Thirteen Generations is one of the smartest, most touching and ultimately tragic pieces of fiction I've had the pleasure of reading in quite some time. There is both symmetry and artistry in the prose. People would be doing themselves an injustice by not reading this story.

Yeah...what he said.

Also, there were plenty of fantastic short fiction written last year that are probably more Aurora-worthy than my own works to date. I hope to see any and all of these stories on the ballot.

  • "Wing" by Amal El-Motar
    I really like short, flash length fiction that pushes and pokes at the borders between prose and poetry. "Wing" is this fantastic arrangement of ideas and words into something remarkably visual and tangible.
  • "The Old Boys Club" by Geoff Gander
    The epistolary form can work really well in short pieces, particularly for telling stories that take place over a protracted time. It infers a greater scheme and world beyond the words, to say nothing of the voice we never get to hear directly due to seeing only one side of the correspondence. This one really drew me in.
  • "Blessed" by Helen Marshall
    Helen has more gifts for storytelling than I can possibly enumerate, but "Blessed" puts forth her uncanny sensibilities around the experience of childhood as woven in with events that start off uncanny and get progressively bizarre and macabre.
  • "Δπ" by Matt Moore
    I like highly conceptual stories where fundamental rules of math and physics can change and be altered. Text has a great advantage for telling a story such as this, where the characters are dependent upon their own observations to determine what is happening to them in the face of an event that is both world changing but remarkably subtle.

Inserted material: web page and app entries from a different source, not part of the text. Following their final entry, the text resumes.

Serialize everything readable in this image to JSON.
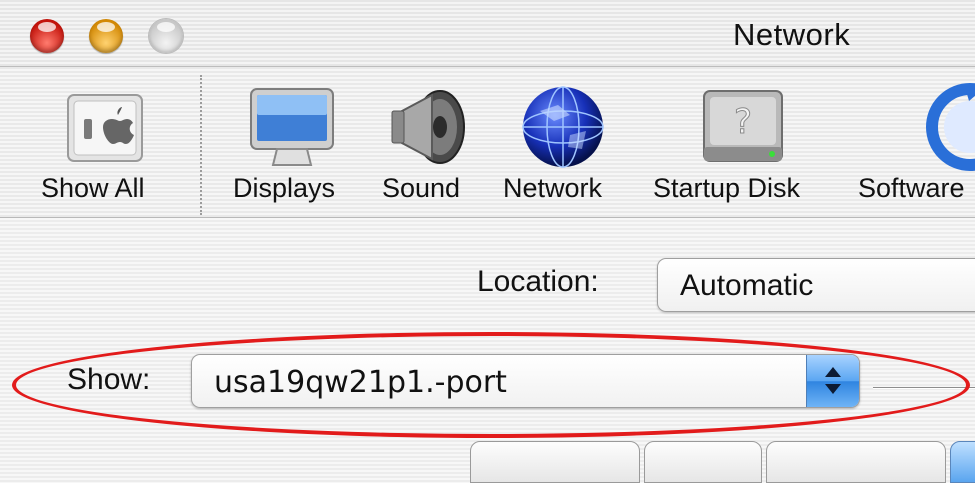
{
  "window": {
    "title": "Network",
    "controls": [
      "close-button",
      "minimize-button",
      "zoom-button"
    ]
  },
  "toolbar": {
    "items": [
      {
        "label": "Show All",
        "icon": "show-all-icon"
      },
      {
        "label": "Displays",
        "icon": "display-icon"
      },
      {
        "label": "Sound",
        "icon": "speaker-icon"
      },
      {
        "label": "Network",
        "icon": "globe-icon"
      },
      {
        "label": "Startup Disk",
        "icon": "hard-disk-icon"
      },
      {
        "label": "Software",
        "icon": "software-update-icon"
      }
    ]
  },
  "location": {
    "label": "Location:",
    "value": "Automatic"
  },
  "show": {
    "label": "Show:",
    "value": "usa19qw21p1.-port"
  },
  "colors": {
    "highlight": "#e21b1b",
    "accent": "#2f84e0"
  }
}
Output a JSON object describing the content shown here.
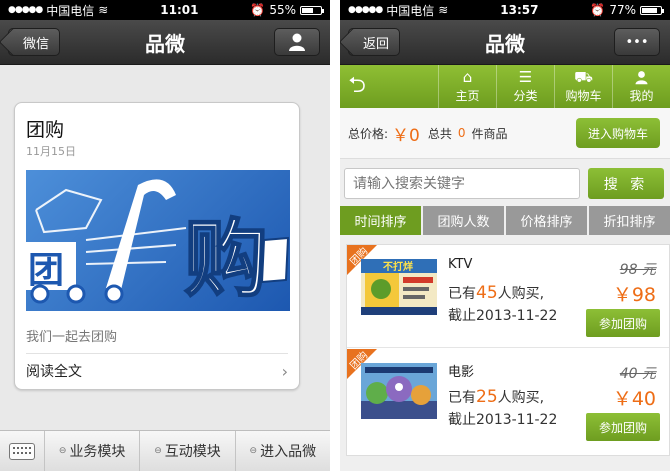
{
  "left_phone": {
    "status_bar": {
      "carrier": "中国电信",
      "time": "11:01",
      "battery_percent": "55%",
      "battery_level": 0.55
    },
    "nav": {
      "back_label": "微信",
      "title": "品微",
      "right_icon": "person-icon"
    },
    "article": {
      "title": "团购",
      "date": "11月15日",
      "banner_text_left": "团",
      "banner_text_right": "购",
      "description": "我们一起去团购",
      "read_more_label": "阅读全文",
      "colors": {
        "banner_blue": "#2a6bc4"
      }
    },
    "bottom_menu": {
      "keyboard_icon": "keyboard-icon",
      "items": [
        {
          "label": "业务模块"
        },
        {
          "label": "互动模块"
        },
        {
          "label": "进入品微"
        }
      ]
    }
  },
  "right_phone": {
    "status_bar": {
      "carrier": "中国电信",
      "time": "13:57",
      "battery_percent": "77%",
      "battery_level": 0.77
    },
    "nav": {
      "back_label": "返回",
      "title": "品微",
      "more_label": "•••"
    },
    "toolbar": {
      "back_icon": "undo-arrow-icon",
      "tabs": [
        {
          "label": "主页",
          "icon": "home-icon"
        },
        {
          "label": "分类",
          "icon": "list-icon"
        },
        {
          "label": "购物车",
          "icon": "cart-icon"
        },
        {
          "label": "我的",
          "icon": "person-icon"
        }
      ]
    },
    "summary": {
      "total_label": "总价格:",
      "total_value": "￥0",
      "count_prefix": "总共",
      "count_value": "0",
      "count_suffix": "件商品",
      "cart_button": "进入购物车"
    },
    "search": {
      "placeholder": "请输入搜索关键字",
      "button": "搜 索"
    },
    "sort_tabs": [
      {
        "label": "时间排序",
        "active": true
      },
      {
        "label": "团购人数",
        "active": false
      },
      {
        "label": "价格排序",
        "active": false
      },
      {
        "label": "折扣排序",
        "active": false
      }
    ],
    "deals": [
      {
        "ribbon": "团购",
        "name": "KTV",
        "buyers_prefix": "已有",
        "buyers_count": "45",
        "buyers_suffix": "人购买,",
        "expiry": "截止2013-11-22",
        "original_price": "98 元",
        "price": "￥98",
        "button": "参加团购",
        "poster_text": "不打烊"
      },
      {
        "ribbon": "团购",
        "name": "电影",
        "buyers_prefix": "已有",
        "buyers_count": "25",
        "buyers_suffix": "人购买,",
        "expiry": "截止2013-11-22",
        "original_price": "40 元",
        "price": "￥40",
        "button": "参加团购"
      }
    ],
    "colors": {
      "green": "#7aab2a",
      "orange": "#ee6d16"
    }
  }
}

The whole bumper crop of about 300 eligible short stories listed in the complete list of eligible works  at CanSpecFic courtesy of Michael Matheson. Many of them available online to read.

April 15 is the deadline for Prix Aurora Awards nominations.


Ad Astra

In several respects, Ad Astra has been a convention of firsts for me. It was the first convention I'd ever attended when arriving onto the scene of writers and readers a few years ago. Last year, it became the first event that I was invited to attend as a panellist.

I am delighted to be attending again and my tentative schedule is as follows:

  • Friday 10 pm Beaufort East - What is Happening With Webseries?
    James Bambury (m), Thomas Gofton, Scott Albert
  • Sunday 1 pm Beaufort East - Summer Scifi Trailer Park
    Sara Dhooma (m), James Bambury, Matt Moore, Adam Shaftoe
  • Sunday 12 pm Ellsemere West - Drowning out Distractions
    James Bambury (m), Karina Sumner-Smith, Stephanie Bedwell-Grime, Ed Greenwood, Julie Czerneda
Thankfully, I am in the will be moderating the two panels where I have the least qualifications.